Since then, I have made it a required activity whenever our scheduling allows.  Students enjoy it and feel that it is very worthwhile. It gives them a sense of accomplishment and satisfaction that they have gathered data with other observers around the world. I like it because:

1) It is simple and easy to understand
2) It can be done from virtually any location on Earth
3) It requires no special equipment
4) As "citizen science" it provides valid scientific data
5) It increases the awareness of the insidious increase in light pollution
6) And most of all, it gets students out to observe the real sky

To be honest, until recently it has been a little hard to gauge actual student participation because the Globe at Night database was understandably not available until after the end of most semesters. A year or two ago someone gave me the excellent suggestion of requiring my students to include a special code in the comments of their submissions so that I can more easily track them down in the data. This is a great idea, but unfortunately it does not solve the timing problem because my grading periods often end before the Globe at Night program period is complete and the complete database made available. However, the situation has improved greatly because now I can open up the current participation map and click on the various dots in my area to locate particular student submissions shortly after they have been made.

On the personal side, I've been painfully aware of the loss of dark night skies for many years. I live in a fairly secluded area of Denver, in the city proper but near a half-mile stretch of an unlit running path along a stream. At the south end is a large park. About 20 years ago I was able to glimpse the Milky Way, but today I don't even bother. While it is relatively dark at my location, today I might be able to catch a 3.5 magnitude star under the best of conditions. Under truly dark skies, an observer with average eyesight should be able to see stars 10 times fainter.

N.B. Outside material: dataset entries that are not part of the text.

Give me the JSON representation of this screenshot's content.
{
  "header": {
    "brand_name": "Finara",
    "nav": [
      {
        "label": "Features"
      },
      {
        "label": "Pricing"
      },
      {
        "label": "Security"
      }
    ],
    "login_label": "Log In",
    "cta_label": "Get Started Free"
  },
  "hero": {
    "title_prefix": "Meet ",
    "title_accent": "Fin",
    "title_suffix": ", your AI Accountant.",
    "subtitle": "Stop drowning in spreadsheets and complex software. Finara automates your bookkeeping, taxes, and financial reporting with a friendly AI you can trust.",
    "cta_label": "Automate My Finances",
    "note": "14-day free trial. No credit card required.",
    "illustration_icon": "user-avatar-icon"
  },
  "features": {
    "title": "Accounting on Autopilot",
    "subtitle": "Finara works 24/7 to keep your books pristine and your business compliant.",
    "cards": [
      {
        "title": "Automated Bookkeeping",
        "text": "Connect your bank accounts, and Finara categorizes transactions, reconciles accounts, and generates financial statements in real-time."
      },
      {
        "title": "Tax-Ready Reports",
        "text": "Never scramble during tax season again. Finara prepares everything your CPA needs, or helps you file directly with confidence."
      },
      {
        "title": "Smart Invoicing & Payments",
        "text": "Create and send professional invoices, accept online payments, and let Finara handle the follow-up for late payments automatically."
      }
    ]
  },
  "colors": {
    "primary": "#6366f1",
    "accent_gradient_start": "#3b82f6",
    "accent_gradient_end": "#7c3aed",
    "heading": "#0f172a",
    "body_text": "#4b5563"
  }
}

The problem with light pollution is that most people do not know it is happening, and every year there are fewer and fewer people who even remember dark skies. In essence, the public do not know what they are missing. The only hope is to educate, and instill an awareness of all we are losing. Globe at Night can be a powerful tool in that quest.





Larry SessionsLarry Sessions is an astronomy educator and former planetarium director in Denver, Colorado. He has written and lectured about astronomy and space, and has promoted a greater awareness of science and in particular the starry night, for more than 40 years.


    You need to be logged in to leave a comment